Aim of the task: Your task is to output the entries below word for word.

(Stored records)

╭──

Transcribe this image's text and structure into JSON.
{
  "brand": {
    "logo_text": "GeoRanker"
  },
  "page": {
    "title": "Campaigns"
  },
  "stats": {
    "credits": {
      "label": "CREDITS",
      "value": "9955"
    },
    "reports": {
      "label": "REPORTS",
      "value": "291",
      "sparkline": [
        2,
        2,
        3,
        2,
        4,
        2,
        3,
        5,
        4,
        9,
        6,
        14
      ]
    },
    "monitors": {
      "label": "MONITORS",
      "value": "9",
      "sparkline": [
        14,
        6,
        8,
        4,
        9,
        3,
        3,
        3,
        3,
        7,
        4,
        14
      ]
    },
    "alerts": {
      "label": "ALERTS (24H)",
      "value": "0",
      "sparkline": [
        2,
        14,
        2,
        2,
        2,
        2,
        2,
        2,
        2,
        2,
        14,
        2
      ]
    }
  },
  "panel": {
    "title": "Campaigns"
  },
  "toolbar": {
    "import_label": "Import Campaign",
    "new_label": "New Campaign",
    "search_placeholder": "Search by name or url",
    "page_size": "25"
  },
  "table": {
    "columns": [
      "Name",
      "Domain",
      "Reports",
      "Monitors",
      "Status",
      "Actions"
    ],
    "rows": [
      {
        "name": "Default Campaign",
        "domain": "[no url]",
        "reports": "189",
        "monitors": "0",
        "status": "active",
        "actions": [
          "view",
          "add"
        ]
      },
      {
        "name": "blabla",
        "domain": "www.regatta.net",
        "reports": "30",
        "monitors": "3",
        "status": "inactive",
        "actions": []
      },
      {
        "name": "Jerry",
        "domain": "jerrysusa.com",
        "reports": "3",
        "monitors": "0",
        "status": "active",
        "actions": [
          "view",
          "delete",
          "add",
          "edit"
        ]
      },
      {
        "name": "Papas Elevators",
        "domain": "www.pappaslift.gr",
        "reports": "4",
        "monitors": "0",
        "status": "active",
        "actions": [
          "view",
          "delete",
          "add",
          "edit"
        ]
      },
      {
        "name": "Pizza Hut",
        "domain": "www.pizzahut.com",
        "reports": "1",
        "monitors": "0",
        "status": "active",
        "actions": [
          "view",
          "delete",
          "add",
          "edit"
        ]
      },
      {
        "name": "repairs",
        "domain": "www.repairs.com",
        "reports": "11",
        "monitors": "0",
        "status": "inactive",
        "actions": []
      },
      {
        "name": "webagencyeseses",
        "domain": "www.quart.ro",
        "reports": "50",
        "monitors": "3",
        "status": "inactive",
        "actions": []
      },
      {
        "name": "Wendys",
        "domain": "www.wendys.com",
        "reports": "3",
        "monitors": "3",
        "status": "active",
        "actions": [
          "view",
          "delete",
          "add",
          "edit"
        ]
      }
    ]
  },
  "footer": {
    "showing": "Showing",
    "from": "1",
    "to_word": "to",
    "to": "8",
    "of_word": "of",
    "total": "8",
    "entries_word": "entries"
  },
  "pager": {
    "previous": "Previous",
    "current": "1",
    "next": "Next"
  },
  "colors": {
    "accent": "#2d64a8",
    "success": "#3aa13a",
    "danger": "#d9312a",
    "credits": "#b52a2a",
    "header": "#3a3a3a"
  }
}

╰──

Solution below:
Transcribe this image's text and structure into JSON.
{
  "brand": {
    "logo_text": "GeoRanker"
  },
  "page": {
    "title": "Campaigns"
  },
  "stats": {
    "credits": {
      "label": "CREDITS",
      "value": "9955"
    },
    "reports": {
      "label": "REPORTS",
      "value": "291",
      "sparkline": [
        2,
        2,
        3,
        2,
        4,
        2,
        3,
        5,
        4,
        9,
        6,
        14
      ]
    },
    "monitors": {
      "label": "MONITORS",
      "value": "9",
      "sparkline": [
        14,
        6,
        8,
        4,
        9,
        3,
        3,
        3,
        3,
        7,
        4,
        14
      ]
    },
    "alerts": {
      "label": "ALERTS (24H)",
      "value": "0",
      "sparkline": [
        2,
        14,
        2,
        2,
        2,
        2,
        2,
        2,
        2,
        2,
        14,
        2
      ]
    }
  },
  "panel": {
    "title": "Campaigns"
  },
  "toolbar": {
    "import_label": "Import Campaign",
    "new_label": "New Campaign",
    "search_placeholder": "Search by name or url",
    "page_size": "25"
  },
  "table": {
    "columns": [
      "Name",
      "Domain",
      "Reports",
      "Monitors",
      "Status",
      "Actions"
    ],
    "rows": [
      {
        "name": "Default Campaign",
        "domain": "[no url]",
        "reports": "189",
        "monitors": "0",
        "status": "active",
        "actions": [
          "view",
          "add"
        ]
      },
      {
        "name": "blabla",
        "domain": "www.regatta.net",
        "reports": "30",
        "monitors": "3",
        "status": "inactive",
        "actions": []
      },
      {
        "name": "Jerry",
        "domain": "jerrysusa.com",
        "reports": "3",
        "monitors": "0",
        "status": "active",
        "actions": [
          "view",
          "delete",
          "add",
          "edit"
        ]
      },
      {
        "name": "Papas Elevators",
        "domain": "www.pappaslift.gr",
        "reports": "4",
        "monitors": "0",
        "status": "active",
        "actions": [
          "view",
          "delete",
          "add",
          "edit"
        ]
      },
      {
        "name": "Pizza Hut",
        "domain": "www.pizzahut.com",
        "reports": "1",
        "monitors": "0",
        "status": "active",
        "actions": [
          "view",
          "delete",
          "add",
          "edit"
        ]
      },
      {
        "name": "repairs",
        "domain": "www.repairs.com",
        "reports": "11",
        "monitors": "0",
        "status": "inactive",
        "actions": []
      },
      {
        "name": "webagencyeseses",
        "domain": "www.quart.ro",
        "reports": "50",
        "monitors": "3",
        "status": "inactive",
        "actions": []
      },
      {
        "name": "Wendys",
        "domain": "www.wendys.com",
        "reports": "3",
        "monitors": "3",
        "status": "active",
        "actions": [
          "view",
          "delete",
          "add",
          "edit"
        ]
      }
    ]
  },
  "footer": {
    "showing": "Showing",
    "from": "1",
    "to_word": "to",
    "to": "8",
    "of_word": "of",
    "total": "8",
    "entries_word": "entries"
  },
  "pager": {
    "previous": "Previous",
    "current": "1",
    "next": "Next"
  },
  "colors": {
    "accent": "#2d64a8",
    "success": "#3aa13a",
    "danger": "#d9312a",
    "credits": "#b52a2a",
    "header": "#3a3a3a"
  }
}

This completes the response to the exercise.